- Can we innovate, implement, and document positive examples of using technology in early childhood classrooms?
The Intern Teachers shared the following thoughts:
“Technology can be active, engaging, and provoke children in different ways. It is important to change the way we think in order to create classrooms that are welcoming to the inevitable changes of the world…I feel that it is my responsibility as a teacher to use my own experiences with technology and try to relate that to my students.” – Intern Teacher, Grace Gaglione
“I want to experiment with technology more on the expressive side, like through music or digital creation.” – Intern Teacher, Conor Vidulich
“When I started to think about how to incorporate technology into the classroom, I wanted to build upon the children and teachers’ existing interests…I should consider the balance of familiar and novel materials and activities when integrating technology into an experience. Having an appropriate balance will support children’s focus and engagement.” – Intern Teacher, Katie Kunin
Now, the Intern Teachers took action!
Dan-Vi expanded our definition of “technology” by choosing to introduce a more rudimentary technological tool, an apple peeler, into her toddler classroom.
“I have a more rounded idea of what is considered technology and how it can be used to support children and their investigations. It isn’t something that teachers should fear or shy away from because it can be a helpful tool in learning and teaching.” – Intern Teacher, Dan-Vi Hoang
Paige offered a keyboard to the 2-year-old children in her classroom. She provided plenty of uninterrupted time for the children to explore and experiment with this new addition to the classroom environment. She noted that we often think of technology as something that isolates people, yet, in this case, in the classroom, the technology provided a platform for socializing in new ways.
“I noticed that the children were constantly looking at each other, laughing, and experiencing the sounds together. This social learning continued as they quickly learned that the buttons above the keys affected the sounds the keys made. They explored all of the buttons, finding that some of them created songs. This prompted the children to get up and dance around the room together.” – Intern Teacher, Paige Laeyendecker
Marcy decided to use technology to extend the investigation of flowers that was unfolding in her 3-year-old classroom. The children were painting and drawing images of flowers, as well as manipulating and arranging real flowers. Marcy wondered about the potential of a large scale experience with flowers. She wondered how the children might use their bodies to engage with flowers in new ways.
“I found a YouTube video containing time-lapse photography of flowers blooming that was choreographed to music.” – Intern Teacher, Marcy Sala
Marcy projected the video on the wall and added other materials to the space.
“When choosing what props to provide, I decided that the presence of real flowers would be important to help bridge this experience with the other experiences they have had. I also wondered whether the real flowers might serve a role in helping to bridge the potential divide between the real and virtual worlds the children would be experiencing.” – Marcy Sala
After carefully designing this experience for children, Marcy observed and documented how the children responded.
“There were some incredibly beautiful moments in which the children were really tuning in to the image on the screen, as well as to the projected images of their shadows and the reflected images in the large mirror.

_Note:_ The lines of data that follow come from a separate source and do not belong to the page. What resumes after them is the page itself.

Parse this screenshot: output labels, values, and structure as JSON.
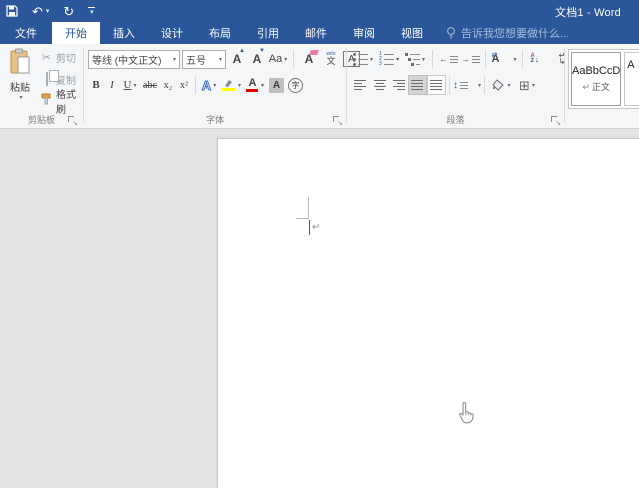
{
  "colors": {
    "titlebar": "#2b579a",
    "accent": "#2b579a",
    "ribbon_bg": "#f5f6f7",
    "doc_bg": "#e4e4e4",
    "page_bg": "#ffffff",
    "highlight_yellow": "#ffff00",
    "font_color_red": "#e00000"
  },
  "titlebar": {
    "title": "文档1 - Word"
  },
  "glyphs": {
    "caret": "▾",
    "undo": "↶",
    "redo": "↻",
    "scissors": "✂",
    "up_tick": "▲",
    "down_tick": "▼",
    "launcher_arrow": "↘",
    "outdent_arrow": "←",
    "indent_arrow": "→",
    "asian_arrows": "⇄",
    "sort_down": "↓",
    "marks_top": "↵",
    "marks_bottom": "↳",
    "updown": "↕",
    "borders_grid": "⊞",
    "list_numbers": [
      "1",
      "2",
      "3"
    ]
  },
  "tabs": {
    "file": "文件",
    "items": [
      "开始",
      "插入",
      "设计",
      "布局",
      "引用",
      "邮件",
      "审阅",
      "视图"
    ],
    "active": "开始",
    "tell_me": "告诉我您想要做什么..."
  },
  "ribbon": {
    "clipboard": {
      "group_label": "剪贴板",
      "paste_label": "粘贴",
      "cut_label": "剪切",
      "copy_label": "复制",
      "format_painter_label": "格式刷"
    },
    "font": {
      "group_label": "字体",
      "font_name": "等线 (中文正文)",
      "font_size": "五号",
      "grow_letter": "A",
      "shrink_letter": "A",
      "change_case": "Aa",
      "bold": "B",
      "italic": "I",
      "underline": "U",
      "strikethrough": "abc",
      "subscript": "x₂",
      "superscript": "x²",
      "text_effects_letter": "A",
      "font_color_letter": "A",
      "char_shading_letter": "A",
      "enclose_char": "字",
      "clear_format_letter": "A",
      "pinyin_top": "wén",
      "pinyin_bottom": "文",
      "char_border_letter": "A"
    },
    "paragraph": {
      "group_label": "段落",
      "asian_layout_letter": "A",
      "sort_top": "A",
      "sort_bottom": "2"
    },
    "styles": {
      "style1_preview": "AaBbCcD",
      "style1_return": "↵",
      "style1_name": "正文",
      "style2_preview_partial": "A"
    }
  }
}
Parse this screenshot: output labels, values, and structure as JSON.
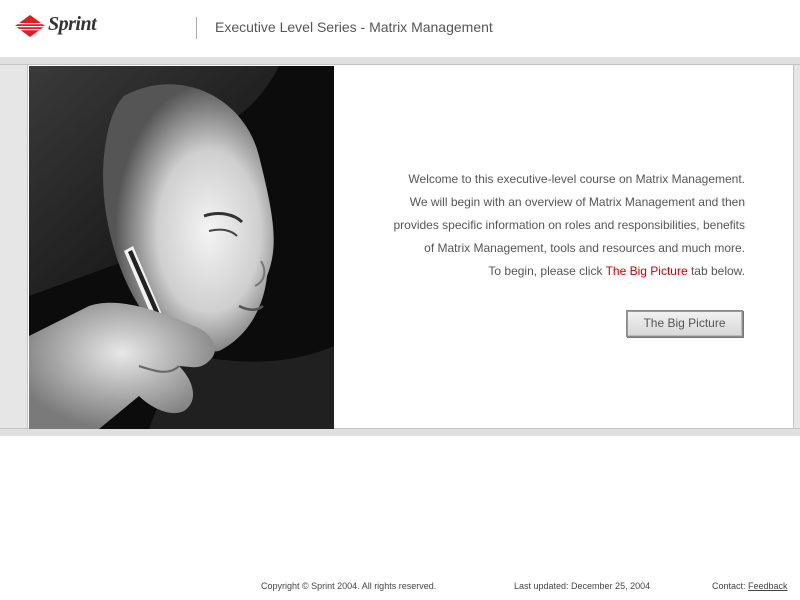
{
  "header": {
    "logo_text": "Sprint",
    "title": "Executive Level Series - Matrix Management"
  },
  "main": {
    "intro_lines": [
      "Welcome to this executive-level course on Matrix Management.",
      "We will begin with an overview of Matrix Management and then",
      "provides specific information on roles and responsibilities, benefits",
      "of Matrix Management, tools and resources and much more."
    ],
    "begin_prefix": "To begin, please click ",
    "begin_highlight": "The Big Picture",
    "begin_suffix": " tab below.",
    "button_label": "The Big Picture",
    "highlight_color": "#cc0000"
  },
  "footer": {
    "copyright": "Copyright © Sprint 2004. All rights reserved.",
    "last_updated": "Last  updated: December 25, 2004",
    "contact_label": "Contact: ",
    "contact_link": "Feedback"
  },
  "icons": {
    "logo": "sprint-diamond-icon"
  }
}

They interacted with both the flowers and the scarves in relation to the video and spent time both dancing to the music and interpreting the images they were seeing with their bodies. One thing that happened a lot, especially early on in the experience, was the act of using the real flowers to touch the virtual flowers. Two of the children watched the video from afar one time through before joining in physically.” – Marcy Sala
Marcy reflected on the value of integrating technology in this way in her early childhood classroom.
“I thought that the integration of technology with this particular learning interest enabled a whole new kind of wonder and awe.” – Marcy Sala